::: GIVEN RECORDS :::
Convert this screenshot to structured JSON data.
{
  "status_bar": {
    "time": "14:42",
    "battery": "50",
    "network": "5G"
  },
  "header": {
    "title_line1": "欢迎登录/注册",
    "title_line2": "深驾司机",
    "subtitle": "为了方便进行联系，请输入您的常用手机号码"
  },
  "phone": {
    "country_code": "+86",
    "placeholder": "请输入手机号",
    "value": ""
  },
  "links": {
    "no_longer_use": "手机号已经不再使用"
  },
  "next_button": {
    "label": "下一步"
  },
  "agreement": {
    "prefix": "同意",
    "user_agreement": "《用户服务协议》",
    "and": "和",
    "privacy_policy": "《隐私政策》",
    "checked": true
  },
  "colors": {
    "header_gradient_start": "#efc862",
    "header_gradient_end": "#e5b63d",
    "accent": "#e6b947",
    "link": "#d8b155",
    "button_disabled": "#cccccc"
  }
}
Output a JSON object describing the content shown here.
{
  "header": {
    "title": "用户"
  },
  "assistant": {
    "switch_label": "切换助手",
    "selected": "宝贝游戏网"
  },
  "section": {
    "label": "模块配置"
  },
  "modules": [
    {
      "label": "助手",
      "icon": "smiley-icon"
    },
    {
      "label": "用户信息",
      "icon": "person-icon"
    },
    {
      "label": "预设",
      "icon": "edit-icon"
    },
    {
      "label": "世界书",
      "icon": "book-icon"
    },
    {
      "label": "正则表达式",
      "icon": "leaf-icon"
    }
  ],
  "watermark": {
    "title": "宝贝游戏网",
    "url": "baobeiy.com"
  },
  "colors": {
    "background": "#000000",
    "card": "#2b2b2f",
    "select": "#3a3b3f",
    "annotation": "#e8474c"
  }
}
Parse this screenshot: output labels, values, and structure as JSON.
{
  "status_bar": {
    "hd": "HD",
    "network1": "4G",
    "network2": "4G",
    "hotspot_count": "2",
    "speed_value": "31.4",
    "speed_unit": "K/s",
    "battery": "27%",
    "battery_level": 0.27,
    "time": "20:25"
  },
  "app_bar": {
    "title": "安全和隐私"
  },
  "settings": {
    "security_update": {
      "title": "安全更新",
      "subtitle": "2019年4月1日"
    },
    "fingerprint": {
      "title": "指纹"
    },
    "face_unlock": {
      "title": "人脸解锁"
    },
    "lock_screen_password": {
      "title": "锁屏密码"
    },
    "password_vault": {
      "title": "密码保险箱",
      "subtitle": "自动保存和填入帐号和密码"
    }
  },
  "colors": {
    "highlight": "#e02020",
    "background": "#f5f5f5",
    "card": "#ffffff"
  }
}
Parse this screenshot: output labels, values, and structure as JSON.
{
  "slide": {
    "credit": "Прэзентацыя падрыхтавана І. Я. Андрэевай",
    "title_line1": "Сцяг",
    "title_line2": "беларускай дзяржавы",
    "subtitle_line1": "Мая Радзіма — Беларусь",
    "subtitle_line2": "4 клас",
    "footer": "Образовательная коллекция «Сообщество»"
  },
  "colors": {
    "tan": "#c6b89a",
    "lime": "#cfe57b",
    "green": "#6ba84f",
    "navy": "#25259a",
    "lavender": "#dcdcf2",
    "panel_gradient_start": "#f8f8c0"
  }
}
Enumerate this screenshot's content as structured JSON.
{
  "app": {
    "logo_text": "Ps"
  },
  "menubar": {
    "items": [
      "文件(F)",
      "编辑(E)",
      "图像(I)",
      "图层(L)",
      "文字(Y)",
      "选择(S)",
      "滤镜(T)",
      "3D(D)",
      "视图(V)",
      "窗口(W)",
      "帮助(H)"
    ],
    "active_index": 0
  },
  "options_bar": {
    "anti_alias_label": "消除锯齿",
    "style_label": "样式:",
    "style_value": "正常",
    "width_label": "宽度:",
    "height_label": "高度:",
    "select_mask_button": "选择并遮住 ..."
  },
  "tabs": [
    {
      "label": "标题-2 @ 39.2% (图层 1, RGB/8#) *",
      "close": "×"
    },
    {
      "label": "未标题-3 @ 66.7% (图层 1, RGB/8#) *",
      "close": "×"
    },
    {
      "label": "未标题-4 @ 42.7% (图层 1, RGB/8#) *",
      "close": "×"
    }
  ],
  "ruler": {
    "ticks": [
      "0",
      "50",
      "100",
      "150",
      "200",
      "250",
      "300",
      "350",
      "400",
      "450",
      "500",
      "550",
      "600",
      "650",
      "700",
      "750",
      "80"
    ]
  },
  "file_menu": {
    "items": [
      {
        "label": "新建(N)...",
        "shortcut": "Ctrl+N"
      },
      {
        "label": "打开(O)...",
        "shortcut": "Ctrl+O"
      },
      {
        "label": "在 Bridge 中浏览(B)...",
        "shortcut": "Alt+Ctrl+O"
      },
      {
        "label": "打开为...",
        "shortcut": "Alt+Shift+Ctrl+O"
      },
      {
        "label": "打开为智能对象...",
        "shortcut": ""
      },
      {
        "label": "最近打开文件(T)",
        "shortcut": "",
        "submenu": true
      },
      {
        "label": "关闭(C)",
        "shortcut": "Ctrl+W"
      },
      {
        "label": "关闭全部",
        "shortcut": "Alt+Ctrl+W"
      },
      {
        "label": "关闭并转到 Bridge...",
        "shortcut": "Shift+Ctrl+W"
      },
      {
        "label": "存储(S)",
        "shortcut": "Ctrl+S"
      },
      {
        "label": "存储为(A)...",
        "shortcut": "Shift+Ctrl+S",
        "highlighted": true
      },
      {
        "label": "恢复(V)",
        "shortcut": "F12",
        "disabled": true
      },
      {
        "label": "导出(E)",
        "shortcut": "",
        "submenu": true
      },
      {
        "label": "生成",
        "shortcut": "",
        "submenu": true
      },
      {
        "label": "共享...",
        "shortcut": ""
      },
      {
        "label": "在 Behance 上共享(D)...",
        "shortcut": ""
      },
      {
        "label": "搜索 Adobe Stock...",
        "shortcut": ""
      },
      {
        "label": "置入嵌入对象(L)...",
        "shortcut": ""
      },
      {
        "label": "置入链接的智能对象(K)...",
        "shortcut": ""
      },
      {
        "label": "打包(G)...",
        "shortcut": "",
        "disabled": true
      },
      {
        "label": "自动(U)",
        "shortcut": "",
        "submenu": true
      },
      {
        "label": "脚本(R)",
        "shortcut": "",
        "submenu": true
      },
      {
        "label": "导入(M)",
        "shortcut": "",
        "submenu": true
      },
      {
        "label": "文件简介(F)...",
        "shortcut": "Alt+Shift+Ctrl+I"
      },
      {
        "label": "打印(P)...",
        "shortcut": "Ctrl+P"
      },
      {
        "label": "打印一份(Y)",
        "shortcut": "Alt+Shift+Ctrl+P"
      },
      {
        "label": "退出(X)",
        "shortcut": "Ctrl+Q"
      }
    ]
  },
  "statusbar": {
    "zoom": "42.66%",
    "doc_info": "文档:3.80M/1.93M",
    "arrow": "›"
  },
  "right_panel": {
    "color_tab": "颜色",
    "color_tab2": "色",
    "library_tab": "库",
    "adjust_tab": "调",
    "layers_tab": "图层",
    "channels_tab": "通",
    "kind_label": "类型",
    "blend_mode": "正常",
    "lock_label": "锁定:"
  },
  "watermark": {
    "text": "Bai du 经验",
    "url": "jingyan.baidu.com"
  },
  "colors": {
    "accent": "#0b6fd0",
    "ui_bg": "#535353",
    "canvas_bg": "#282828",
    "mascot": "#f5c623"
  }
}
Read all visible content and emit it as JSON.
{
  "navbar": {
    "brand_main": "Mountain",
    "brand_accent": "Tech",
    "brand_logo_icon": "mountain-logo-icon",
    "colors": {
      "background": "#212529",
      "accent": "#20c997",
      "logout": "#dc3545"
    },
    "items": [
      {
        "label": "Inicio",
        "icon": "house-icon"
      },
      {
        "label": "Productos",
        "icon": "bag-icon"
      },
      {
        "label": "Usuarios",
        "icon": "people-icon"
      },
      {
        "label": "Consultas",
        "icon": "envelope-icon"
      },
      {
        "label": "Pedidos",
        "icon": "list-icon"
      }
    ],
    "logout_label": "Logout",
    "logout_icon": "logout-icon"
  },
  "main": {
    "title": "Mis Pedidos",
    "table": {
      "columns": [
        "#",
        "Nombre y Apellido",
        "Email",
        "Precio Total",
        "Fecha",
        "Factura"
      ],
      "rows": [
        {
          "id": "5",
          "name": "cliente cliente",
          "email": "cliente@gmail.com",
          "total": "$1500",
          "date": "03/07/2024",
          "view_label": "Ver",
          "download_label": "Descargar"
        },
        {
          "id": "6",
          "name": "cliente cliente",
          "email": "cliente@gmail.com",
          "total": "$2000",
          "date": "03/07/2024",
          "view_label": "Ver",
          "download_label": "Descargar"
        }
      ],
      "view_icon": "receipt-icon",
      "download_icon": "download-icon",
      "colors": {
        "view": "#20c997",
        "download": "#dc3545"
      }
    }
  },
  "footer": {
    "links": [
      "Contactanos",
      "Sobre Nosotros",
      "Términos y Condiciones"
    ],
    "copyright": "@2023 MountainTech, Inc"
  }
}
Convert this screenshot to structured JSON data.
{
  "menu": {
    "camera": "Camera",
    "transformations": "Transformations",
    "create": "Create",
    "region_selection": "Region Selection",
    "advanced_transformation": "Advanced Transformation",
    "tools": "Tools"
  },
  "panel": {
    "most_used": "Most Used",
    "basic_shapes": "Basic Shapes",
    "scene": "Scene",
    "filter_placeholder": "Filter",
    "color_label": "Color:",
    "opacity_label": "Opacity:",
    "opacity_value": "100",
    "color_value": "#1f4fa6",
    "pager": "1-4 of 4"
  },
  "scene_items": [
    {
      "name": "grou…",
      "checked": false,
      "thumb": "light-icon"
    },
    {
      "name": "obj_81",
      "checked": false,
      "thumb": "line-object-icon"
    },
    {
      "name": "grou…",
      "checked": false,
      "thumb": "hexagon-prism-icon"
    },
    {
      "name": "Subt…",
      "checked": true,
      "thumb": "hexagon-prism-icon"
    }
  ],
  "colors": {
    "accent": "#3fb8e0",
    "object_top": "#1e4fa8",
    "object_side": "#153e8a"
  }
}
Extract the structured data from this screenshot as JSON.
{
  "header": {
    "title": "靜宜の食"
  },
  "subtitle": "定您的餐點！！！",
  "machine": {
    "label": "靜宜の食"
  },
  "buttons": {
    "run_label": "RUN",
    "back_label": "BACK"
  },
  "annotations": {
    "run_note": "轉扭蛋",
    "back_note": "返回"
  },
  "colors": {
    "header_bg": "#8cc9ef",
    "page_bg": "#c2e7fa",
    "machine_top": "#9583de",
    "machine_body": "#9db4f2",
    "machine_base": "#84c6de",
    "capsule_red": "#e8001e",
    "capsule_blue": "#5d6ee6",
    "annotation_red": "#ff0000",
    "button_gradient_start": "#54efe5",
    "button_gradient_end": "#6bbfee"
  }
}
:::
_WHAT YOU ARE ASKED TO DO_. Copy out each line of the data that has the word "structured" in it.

_RESPONSE_.
Convert this screenshot to structured JSON data.
Enumerate this screenshot's content as structured JSON.
Convert this screenshot to structured JSON data.
Extract the structured data from this screenshot as JSON.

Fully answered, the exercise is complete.